About Me

I am Patricia Whitfield Madison from Tulsa, Oklahoma by way of Fort Smith, Arkansas. I am in my 20+ years of education. I started as a paraeducator in a demonstration school. Several components of the school were deregulated by the state in order to construct a different model for teaching and learning. I taught everything from reading and math to art and science during the 11 years that I was at the school. During that time, I also went back to school and obtained a Bachelor's in Education. At graduation, I was hired as a fifth-grade teacher and was at that school for nine years. Currently, I am serving as an Instructional Technology Coach in my school district. This position allows me to provide embedded professional development for the teachers in my assigned buildings.

In 2006, I began the journey to National Board Certification. After an intensive year of teacher reflection and assessments, I was fortunate to pass and receive National Board Certification in the first year of a three-year process. I must say that this has been the most rewarding professional development that I have participated in. I am currently looking forward to the renewal process for NBCT.

In 2015, I received my Master's degree in Educational Leadership from the American College of Education.

In 2005 and 2006 I was nominated for the prestigious honor of Teacher of the Year at my school. I also received the honor of being "The Best of the Best" honoree sponsored by Tulsa Community College


Putting the "Pro" into Professional Portfoilios  Tulsa, Oklahoma 2016

Putting the "Pro" into Professional Portfolios  Tulsa, Oklahoma 2015

SenseSational Science: Technology Integration Tulsa, Oklahoma 2011- Present

Oklahoma Technology Conference Oklahoma City, OK February 10-2010

Para teachers: Pathways to Teaching presentation  Washington D.C. 1999

PT3 (Preparing Teachers for Tomorrow's Technology) Washington DC 2002

Dale Chupp's Dairy Farm

Sensational Science

During the school year of 2007-2008, I applied for and was accepted into a unique professional development science workshop. The workshop lasted for two weeks and involved not only hands-on activities with direct applications to the classroom there were lots of field work. This professional development opportunity was truly on of the best opportunities to learn that I have experienced. You know a workshop is good when you each day saying "I can't wait to see what is planned for tomorrow".
I was invited back to participate in the workshop as a 2nd and a 3rd-year participant. This year I have been asked to participate as a presenter to the new workshop participants.

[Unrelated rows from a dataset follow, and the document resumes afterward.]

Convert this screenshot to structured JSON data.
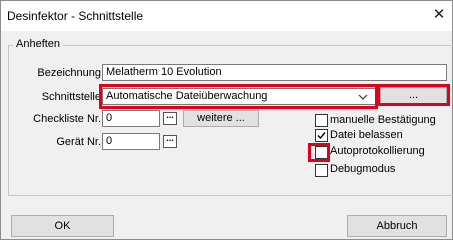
{
  "window": {
    "title": "Desinfektor - Schnittstelle",
    "close_glyph": "✕"
  },
  "group": {
    "legend": "Anheften"
  },
  "fields": {
    "bezeichnung": {
      "label": "Bezeichnung",
      "value": "Melatherm 10 Evolution"
    },
    "schnittstelle": {
      "label": "Schnittstelle",
      "value": "Automatische Dateiüberwachung",
      "browse_label": "..."
    },
    "checkliste": {
      "label": "Checkliste Nr.",
      "value": "0",
      "more_label": "weitere ..."
    },
    "geraet": {
      "label": "Gerät Nr.",
      "value": "0"
    }
  },
  "options": [
    {
      "label": "manuelle Bestätigung",
      "checked": false
    },
    {
      "label": "Datei belassen",
      "checked": true
    },
    {
      "label": "Autoprotokollierung",
      "checked": false
    },
    {
      "label": "Debugmodus",
      "checked": false
    }
  ],
  "buttons": {
    "ok": "OK",
    "cancel": "Abbruch"
  },
  "colors": {
    "highlight": "#e3001b",
    "dialog_bg": "#f0f0f0"
  },
  "icons": {
    "close": "close-icon",
    "dropdown": "chevron-down-icon",
    "ellipsis": "ellipsis-icon",
    "check": "checkmark-icon"
  }
}
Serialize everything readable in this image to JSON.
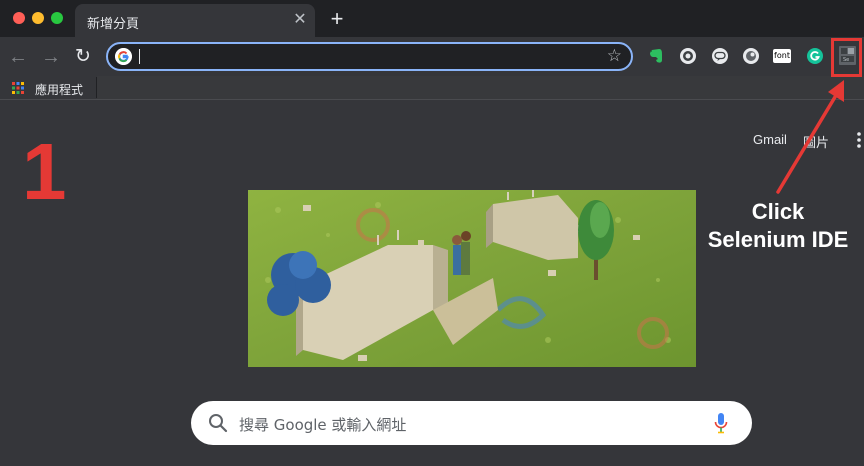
{
  "window": {
    "tab_title": "新增分頁",
    "new_tab_symbol": "+",
    "close_symbol": "✕"
  },
  "toolbar": {
    "back_symbol": "←",
    "forward_symbol": "→",
    "reload_symbol": "↻",
    "address_value": "",
    "bookmark_star": "☆",
    "extensions": [
      {
        "name": "evernote-icon"
      },
      {
        "name": "circle-extension-icon"
      },
      {
        "name": "line-icon"
      },
      {
        "name": "disc-extension-icon"
      },
      {
        "name": "font-extension",
        "label": "font"
      },
      {
        "name": "grammarly-icon"
      },
      {
        "name": "selenium-ide-icon"
      }
    ]
  },
  "bookmarks_bar": {
    "apps_label": "應用程式"
  },
  "newtab": {
    "gmail_label": "Gmail",
    "images_label": "圖片",
    "search_placeholder": "搜尋 Google 或輸入網址"
  },
  "annotation": {
    "step_number": "1",
    "line1": "Click",
    "line2": "Selenium IDE",
    "color": "#e53935"
  },
  "colors": {
    "accent": "#8ab4f8",
    "tab_strip": "#202124",
    "toolbar": "#35363a"
  }
}
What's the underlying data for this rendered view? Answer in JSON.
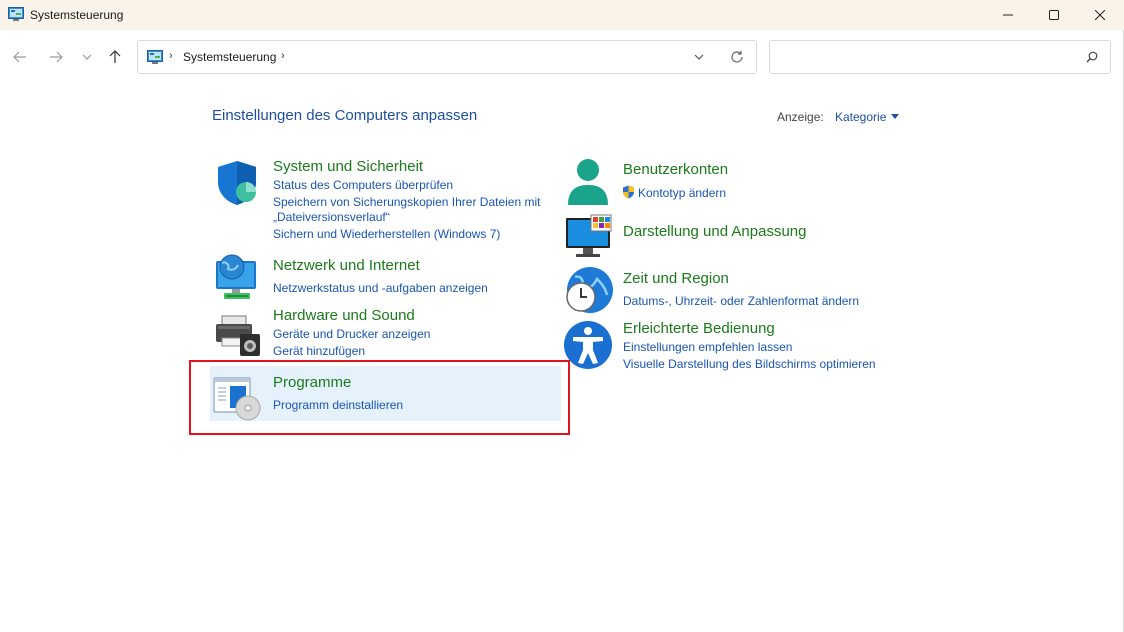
{
  "window": {
    "title": "Systemsteuerung"
  },
  "address_bar": {
    "breadcrumb": "Systemsteuerung",
    "separator": "›"
  },
  "search": {
    "placeholder": "",
    "value": ""
  },
  "content": {
    "heading": "Einstellungen des Computers anpassen",
    "view_label": "Anzeige:",
    "view_value": "Kategorie"
  },
  "categories": {
    "system": {
      "title": "System und Sicherheit",
      "links": [
        "Status des Computers überprüfen",
        "Speichern von Sicherungskopien Ihrer Dateien mit",
        "„Dateiversionsverlauf“",
        "Sichern und Wiederherstellen (Windows 7)"
      ]
    },
    "network": {
      "title": "Netzwerk und Internet",
      "links": [
        "Netzwerkstatus und -aufgaben anzeigen"
      ]
    },
    "hardware": {
      "title": "Hardware und Sound",
      "links": [
        "Geräte und Drucker anzeigen",
        "Gerät hinzufügen"
      ]
    },
    "programs": {
      "title": "Programme",
      "links": [
        "Programm deinstallieren"
      ]
    },
    "accounts": {
      "title": "Benutzerkonten",
      "links": [
        "Kontotyp ändern"
      ]
    },
    "appearance": {
      "title": "Darstellung und Anpassung",
      "links": []
    },
    "clock": {
      "title": "Zeit und Region",
      "links": [
        "Datums-, Uhrzeit- oder Zahlenformat ändern"
      ]
    },
    "ease": {
      "title": "Erleichterte Bedienung",
      "links": [
        "Einstellungen empfehlen lassen",
        "Visuelle Darstellung des Bildschirms optimieren"
      ]
    }
  },
  "colors": {
    "category_title": "#1b7a1b",
    "link": "#1a55b0",
    "heading": "#1e4e9c",
    "highlight_border": "#e0141e",
    "titlebar_bg": "#faf3ea"
  }
}
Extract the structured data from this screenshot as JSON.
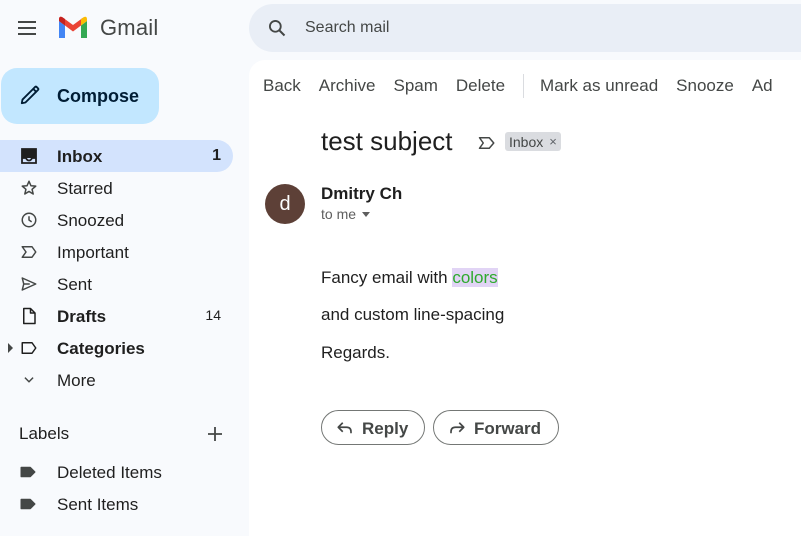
{
  "app": {
    "name": "Gmail"
  },
  "compose": {
    "label": "Compose"
  },
  "sidebar": {
    "items": [
      {
        "label": "Inbox",
        "count": "1",
        "icon": "inbox-icon"
      },
      {
        "label": "Starred",
        "count": "",
        "icon": "star-icon"
      },
      {
        "label": "Snoozed",
        "count": "",
        "icon": "clock-icon"
      },
      {
        "label": "Important",
        "count": "",
        "icon": "important-icon"
      },
      {
        "label": "Sent",
        "count": "",
        "icon": "send-icon"
      },
      {
        "label": "Drafts",
        "count": "14",
        "icon": "draft-icon"
      },
      {
        "label": "Categories",
        "count": "",
        "icon": "label-icon"
      },
      {
        "label": "More",
        "count": "",
        "icon": "chevron-down-icon"
      }
    ],
    "labels_heading": "Labels",
    "labels": [
      {
        "label": "Deleted Items",
        "icon": "label-filled-icon"
      },
      {
        "label": "Sent Items",
        "icon": "label-filled-icon"
      }
    ]
  },
  "search": {
    "placeholder": "Search mail"
  },
  "toolbar": {
    "back": "Back",
    "archive": "Archive",
    "spam": "Spam",
    "delete": "Delete",
    "mark_unread": "Mark as unread",
    "snooze": "Snooze",
    "add_to_tasks": "Ad"
  },
  "message": {
    "subject": "test subject",
    "chip": "Inbox",
    "chip_close": "×",
    "avatar_letter": "d",
    "sender": "Dmitry Ch",
    "recipient": "to me",
    "body": {
      "line1_prefix": "Fancy email with ",
      "line1_highlight": "colors",
      "line2": "and custom line-spacing",
      "line3": "Regards."
    },
    "reply_label": "Reply",
    "forward_label": "Forward"
  },
  "colors": {
    "compose_bg": "#c2e7ff",
    "active_nav_bg": "#d3e3fd",
    "search_bg": "#e9eef6",
    "avatar_bg": "#5d4037",
    "highlight_text": "#2eaa2e",
    "highlight_bg": "#e1d4f5"
  }
}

My three teaching truths:
These three things I believe are critical to the development of an individual who will grow up to be a keeper of the future.

Critical Thinking: I spend a lot of time teaching the art of critical thinking to the students in my classroom. Critical thinking skills allow students to be skeptical and open-minded. Critical thinker’s value fair-mindedness, they respect evidence and reasoning. They are able to understand perspective or different points of view and know how to change positions or reach a consensus when it is reasonable to do so. An very important part of teaching critical thinking is metacognition. Metacongition is thinking about one's own thinking. More specifically, "metacognition is being aware of one's thinking as one performs specific tasks and then using this awareness to control what one is doing" (Jones & Ratcliff, 1993).

Cooperative Learning: On the same note cooperative learning skills are essential. Cooperative learning not only produces greater student achievement than traditional learning (Slavin, 1984) it prepares my students for the world they will be entering as adults. Companies are finding it more beneficial and profitable for them to combine the knowledge and manpower of a team to accomplish a work goal. Teams of people working together are able to accomplish more than individuals working alone.

Responsible Citizenship: Burmaster (2003) said that service-learning is especially relevant as a methodology for teaching citizenship education. It is important for students to learn and understand what their responsibilities as citizens in a democratic society are. My job as a teacher is to work with parents to help strengthen the desire and capacity of students to perform civic obligations.


Burmaster, E. (2003, August). A democracy at risk: Engaging students as citizens. Citizenship Matters, Education Commission of the States. Retrieved April 23, 2011, from www.ecs.org/clearinghouse/ 46/74/4674.doc

Jones, E. A. & Ratcliff, G. (1993). Critical thinking skills for college students. National Center on Postsecondary Teaching, Learning, and Assessment, University Park, PA. (Eric Document Reproduction Services No. ED 358 772)

Slavin, R. E. (1984). Team assisted individualization: Cooperative learning and individualized instruction in the mainstreamed classroom. Remedial and Special Education, 5, 33-42.